» **Problem requirements**
Each line below that holds the word "path" counts once. Say how many such lines there are, and no more.

[Saved entries]
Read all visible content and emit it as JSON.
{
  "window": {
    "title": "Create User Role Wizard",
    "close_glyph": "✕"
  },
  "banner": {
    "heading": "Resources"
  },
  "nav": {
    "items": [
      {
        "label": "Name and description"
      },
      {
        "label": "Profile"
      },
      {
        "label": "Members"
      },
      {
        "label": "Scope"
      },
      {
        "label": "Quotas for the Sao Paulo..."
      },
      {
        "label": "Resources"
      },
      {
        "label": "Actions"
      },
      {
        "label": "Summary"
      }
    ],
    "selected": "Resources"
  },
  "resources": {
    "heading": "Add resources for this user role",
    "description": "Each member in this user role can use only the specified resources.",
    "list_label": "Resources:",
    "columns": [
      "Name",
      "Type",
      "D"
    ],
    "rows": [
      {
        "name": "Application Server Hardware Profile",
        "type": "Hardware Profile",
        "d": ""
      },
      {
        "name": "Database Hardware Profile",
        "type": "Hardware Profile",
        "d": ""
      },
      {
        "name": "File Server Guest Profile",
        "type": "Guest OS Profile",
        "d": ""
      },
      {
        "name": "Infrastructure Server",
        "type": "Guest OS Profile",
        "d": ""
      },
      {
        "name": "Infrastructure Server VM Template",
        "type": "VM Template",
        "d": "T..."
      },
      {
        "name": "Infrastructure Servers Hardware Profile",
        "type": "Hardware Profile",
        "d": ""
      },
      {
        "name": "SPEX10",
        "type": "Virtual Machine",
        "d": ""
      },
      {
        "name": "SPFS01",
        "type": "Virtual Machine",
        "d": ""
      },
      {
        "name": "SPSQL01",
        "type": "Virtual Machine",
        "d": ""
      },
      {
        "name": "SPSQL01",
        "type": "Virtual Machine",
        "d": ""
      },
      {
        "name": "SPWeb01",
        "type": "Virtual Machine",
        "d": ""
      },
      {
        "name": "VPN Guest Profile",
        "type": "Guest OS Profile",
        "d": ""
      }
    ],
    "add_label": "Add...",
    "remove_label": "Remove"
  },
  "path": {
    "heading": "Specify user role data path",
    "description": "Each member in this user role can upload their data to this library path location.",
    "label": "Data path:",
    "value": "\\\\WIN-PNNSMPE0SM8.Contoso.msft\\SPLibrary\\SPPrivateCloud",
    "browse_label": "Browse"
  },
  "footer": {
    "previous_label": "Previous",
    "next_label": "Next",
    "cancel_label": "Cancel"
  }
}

» **Solution to this task**
4